I thought this was answered pretty well in the other thread but okay.
These things are all tied to a known identity so the only real benefit is if in the event some details were leaked from one of those systems.
As they are tied to your identity, I probably would only use a domain that you own, or trust.
They would yes, and provide other documents they have to do so.
There really isn’t much you can do about that.
For things tied with known identity, there isn’t really a whole lot of benefit. These are fairly trustworthy things. Maybe you could use mail extension aka plus address and not even bother with Simple Login and a custom domain.
Simple Login would however be useful in situations where you want to have an unknown identity, like some random internet forum (like this one) for example.
Thanks for pushing me to clarify my thinking - your comments were helpful. After more reading, I realized I was conflating some concepts around email aliases. There seem to be three main tools:
Mailbox - Where messages actually land.
Third-party alias - An alias provided by a service like SimpleLogin.
First-party alias - An alias on a domain you control.
It’s clear you shouldn’t actually use your mailbox address, for both privacy and convenience - it ties you to one provider. For family accounts, a shared mailbox is convenient if only one person checks mail.
Any aliasing on a paid mailbox has limits - exploits could connect an alias to the mailbox. So paid mailboxes don’t suit threat models around political speech or avoiding doxxing. (I include forum accounts here.)
So if we’re not concerned with those threats, first-party aliases are acceptable and allow you to change mailbox providers. When and whether to reuse an alias depends on your situation. (You could still use third-party aliases as a light shield.)
If you want hidden online identities, use a free mailbox + third-party aliases.
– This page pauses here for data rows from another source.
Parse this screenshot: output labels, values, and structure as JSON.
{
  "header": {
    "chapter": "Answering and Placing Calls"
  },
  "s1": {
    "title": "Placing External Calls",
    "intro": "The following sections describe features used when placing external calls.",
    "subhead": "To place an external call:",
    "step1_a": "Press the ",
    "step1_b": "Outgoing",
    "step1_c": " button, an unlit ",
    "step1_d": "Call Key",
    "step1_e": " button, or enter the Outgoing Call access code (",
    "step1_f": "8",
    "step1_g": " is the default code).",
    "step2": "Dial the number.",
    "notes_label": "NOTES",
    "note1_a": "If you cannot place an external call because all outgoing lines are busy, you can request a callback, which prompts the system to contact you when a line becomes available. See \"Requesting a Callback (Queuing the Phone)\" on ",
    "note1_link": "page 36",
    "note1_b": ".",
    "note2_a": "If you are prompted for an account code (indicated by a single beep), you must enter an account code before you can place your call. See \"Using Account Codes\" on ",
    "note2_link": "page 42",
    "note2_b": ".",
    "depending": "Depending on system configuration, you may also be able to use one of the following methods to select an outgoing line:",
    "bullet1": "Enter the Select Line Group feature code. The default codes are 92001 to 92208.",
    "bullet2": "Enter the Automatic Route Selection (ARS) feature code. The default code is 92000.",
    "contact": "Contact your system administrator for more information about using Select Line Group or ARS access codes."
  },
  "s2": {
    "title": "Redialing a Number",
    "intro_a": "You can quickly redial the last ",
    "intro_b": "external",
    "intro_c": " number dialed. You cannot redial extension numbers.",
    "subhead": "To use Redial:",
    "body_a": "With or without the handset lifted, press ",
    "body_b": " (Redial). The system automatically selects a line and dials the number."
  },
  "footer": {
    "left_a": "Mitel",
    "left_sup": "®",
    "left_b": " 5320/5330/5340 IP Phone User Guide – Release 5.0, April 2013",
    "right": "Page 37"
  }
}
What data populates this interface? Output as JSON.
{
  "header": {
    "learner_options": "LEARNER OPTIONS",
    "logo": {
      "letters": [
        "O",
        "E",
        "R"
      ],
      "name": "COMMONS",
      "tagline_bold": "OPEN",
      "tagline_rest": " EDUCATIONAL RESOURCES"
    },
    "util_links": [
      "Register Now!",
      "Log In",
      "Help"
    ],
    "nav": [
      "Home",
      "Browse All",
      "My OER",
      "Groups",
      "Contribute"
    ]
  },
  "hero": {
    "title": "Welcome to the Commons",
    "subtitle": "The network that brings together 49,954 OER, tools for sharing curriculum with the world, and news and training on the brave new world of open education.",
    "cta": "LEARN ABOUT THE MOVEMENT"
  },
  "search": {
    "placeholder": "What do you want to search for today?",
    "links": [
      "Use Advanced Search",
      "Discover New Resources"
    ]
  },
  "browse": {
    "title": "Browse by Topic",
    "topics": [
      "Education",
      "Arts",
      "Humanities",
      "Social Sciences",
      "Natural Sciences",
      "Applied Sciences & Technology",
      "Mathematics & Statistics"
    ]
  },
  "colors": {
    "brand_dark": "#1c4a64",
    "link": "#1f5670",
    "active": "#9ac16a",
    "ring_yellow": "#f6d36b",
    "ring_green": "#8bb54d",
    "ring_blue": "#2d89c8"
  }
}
E.g. ProtonMail + SimpleLogin.
If you need to make purchases under your name, use a paid mailbox and domain, with convenience and shielding guiding alias choices. e.g. give an IoT subscription a dedicated alias.
You can also have domains on simple login (which are yours and not shared with other users).
Shared mailboxes aren’t really possible with proton because of E2EE, there are shared accounts perhaps. You still would have accounts for each people. I generally advise against the whole “couples sharing an account thing” even for old people nowadays because you generally have specific credentials to individuals eg government services etc and those simply are not shared.
That isn’t really possible, because the email is physically forwarded through the alias servers and on to the destination, likewise, the email leaving there same thing in the opposite direction. TLDR not a concern. The only real way around that is lawful interception by the provider, and if that is part of your threat model no email account will be suitable.
What you can do is have paid mailbox with known identity and then an alias for the other things which simply “pass” the email back to your main mailbox.
Just because you pay for something doesn’t necessarily mean the provider is going to give up details. TLDR if your behavior is not causing risk to them then they generally have no need to.
To be honest I think this is a bit of back-to-front way of looking at it and can be simplified a lot to:
Known identity - anything tied to your credit card, physical address/mobile number, use @family.com
Unknown identity - anything else, you may choose to have a domain or not with privacy protection
Simple Login and aliasing services can be used in both situations. For example you might have:
@family.com associated with your known identity and then
some word.com associated with your unknown identity. Make sure to pick a domain registrar that has domain privacy features to hide info from whois records.
You may very well skip registering a second domain, and just use the ones that Simple Login provide - if you do that just be mindful not to use them for things you really care about as the accounts may become locked. Typically companies like Amazon might do this.